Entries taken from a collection
____________

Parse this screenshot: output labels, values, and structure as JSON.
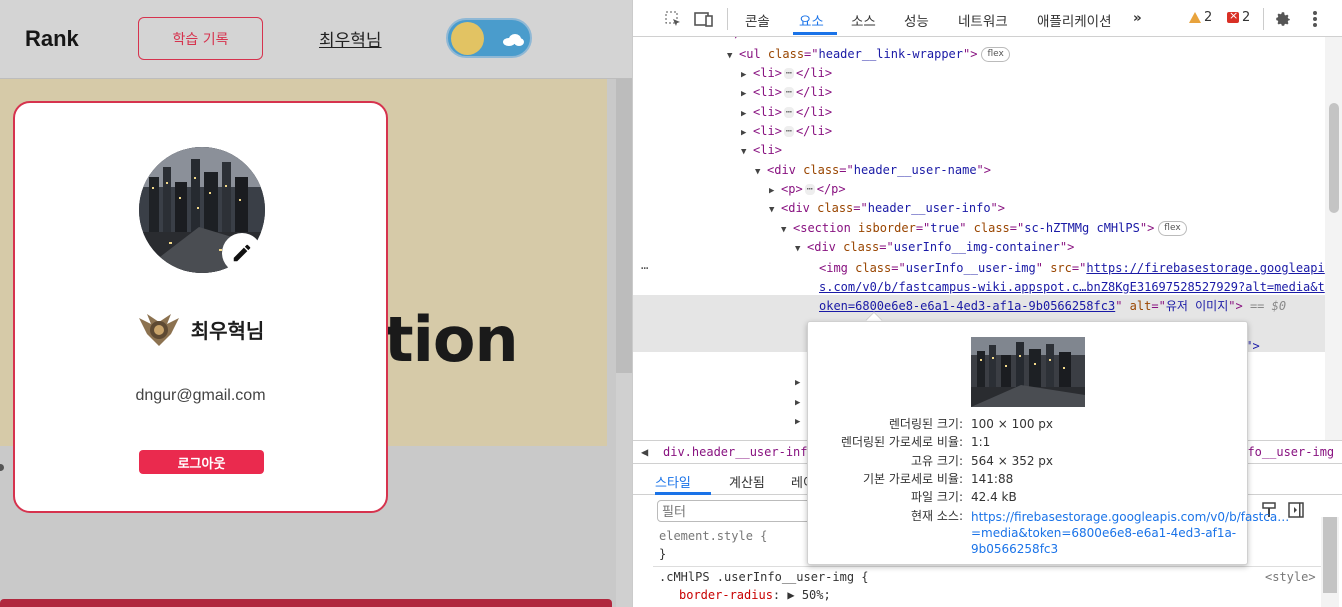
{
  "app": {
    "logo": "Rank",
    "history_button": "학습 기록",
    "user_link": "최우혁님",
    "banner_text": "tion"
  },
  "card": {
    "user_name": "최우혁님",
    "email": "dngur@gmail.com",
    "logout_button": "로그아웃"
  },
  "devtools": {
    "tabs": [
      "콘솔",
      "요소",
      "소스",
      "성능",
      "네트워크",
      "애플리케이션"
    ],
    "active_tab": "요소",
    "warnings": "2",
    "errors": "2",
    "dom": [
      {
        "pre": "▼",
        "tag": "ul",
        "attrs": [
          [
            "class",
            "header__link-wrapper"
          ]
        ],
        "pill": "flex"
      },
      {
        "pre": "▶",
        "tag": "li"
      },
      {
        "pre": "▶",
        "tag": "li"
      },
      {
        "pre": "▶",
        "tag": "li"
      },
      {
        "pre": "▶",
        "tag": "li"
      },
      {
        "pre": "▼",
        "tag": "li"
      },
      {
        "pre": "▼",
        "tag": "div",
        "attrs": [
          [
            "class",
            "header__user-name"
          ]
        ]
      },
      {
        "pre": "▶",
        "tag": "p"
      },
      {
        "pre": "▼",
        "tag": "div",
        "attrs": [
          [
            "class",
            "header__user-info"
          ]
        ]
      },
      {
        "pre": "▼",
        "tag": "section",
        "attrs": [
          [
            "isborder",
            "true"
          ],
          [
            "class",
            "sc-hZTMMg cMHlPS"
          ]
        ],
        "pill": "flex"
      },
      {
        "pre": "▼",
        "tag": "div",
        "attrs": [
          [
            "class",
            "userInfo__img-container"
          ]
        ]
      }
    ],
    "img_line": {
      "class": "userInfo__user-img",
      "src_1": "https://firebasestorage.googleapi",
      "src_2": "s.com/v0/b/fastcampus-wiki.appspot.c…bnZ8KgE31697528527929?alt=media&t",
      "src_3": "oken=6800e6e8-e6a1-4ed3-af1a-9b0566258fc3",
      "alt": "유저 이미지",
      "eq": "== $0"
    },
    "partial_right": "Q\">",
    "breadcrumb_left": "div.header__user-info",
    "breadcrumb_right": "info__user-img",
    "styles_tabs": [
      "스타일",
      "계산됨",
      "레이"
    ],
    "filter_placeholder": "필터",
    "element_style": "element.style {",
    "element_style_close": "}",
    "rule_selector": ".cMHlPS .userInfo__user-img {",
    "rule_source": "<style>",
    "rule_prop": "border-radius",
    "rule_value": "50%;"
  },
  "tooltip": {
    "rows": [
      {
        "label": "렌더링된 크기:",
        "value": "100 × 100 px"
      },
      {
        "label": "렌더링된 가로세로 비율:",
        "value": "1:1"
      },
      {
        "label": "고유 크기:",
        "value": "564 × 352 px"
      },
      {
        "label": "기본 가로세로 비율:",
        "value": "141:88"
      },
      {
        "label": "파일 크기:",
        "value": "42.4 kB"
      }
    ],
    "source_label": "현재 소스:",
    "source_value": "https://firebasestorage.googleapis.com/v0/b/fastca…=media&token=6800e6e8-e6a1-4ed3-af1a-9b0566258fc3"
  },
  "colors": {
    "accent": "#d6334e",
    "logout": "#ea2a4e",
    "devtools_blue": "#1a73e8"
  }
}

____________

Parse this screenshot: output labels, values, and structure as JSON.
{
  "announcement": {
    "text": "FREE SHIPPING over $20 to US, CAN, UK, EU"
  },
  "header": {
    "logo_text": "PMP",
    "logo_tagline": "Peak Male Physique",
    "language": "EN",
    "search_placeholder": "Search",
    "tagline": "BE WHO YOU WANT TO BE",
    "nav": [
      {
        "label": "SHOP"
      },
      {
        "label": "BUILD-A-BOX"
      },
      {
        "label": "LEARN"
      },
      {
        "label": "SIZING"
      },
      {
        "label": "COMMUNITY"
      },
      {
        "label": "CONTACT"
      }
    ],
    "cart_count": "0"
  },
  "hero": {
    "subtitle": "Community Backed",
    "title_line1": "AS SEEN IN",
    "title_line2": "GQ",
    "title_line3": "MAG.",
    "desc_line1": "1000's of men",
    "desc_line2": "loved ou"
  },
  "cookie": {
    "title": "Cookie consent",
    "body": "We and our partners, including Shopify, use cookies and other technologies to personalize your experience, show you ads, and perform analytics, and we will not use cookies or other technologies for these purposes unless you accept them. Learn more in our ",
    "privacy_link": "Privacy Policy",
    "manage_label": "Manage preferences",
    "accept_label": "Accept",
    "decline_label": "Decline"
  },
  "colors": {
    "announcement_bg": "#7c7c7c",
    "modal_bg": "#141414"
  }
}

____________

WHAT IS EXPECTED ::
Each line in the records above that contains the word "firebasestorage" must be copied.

REPLY ::
      "src_1": "https://firebasestorage.googleapi",
    "source_value": "https://firebasestorage.googleapis.com/v0/b/fastca…=media&token=6800e6e8-e6a1-4ed3-af1a-9b0566258fc3"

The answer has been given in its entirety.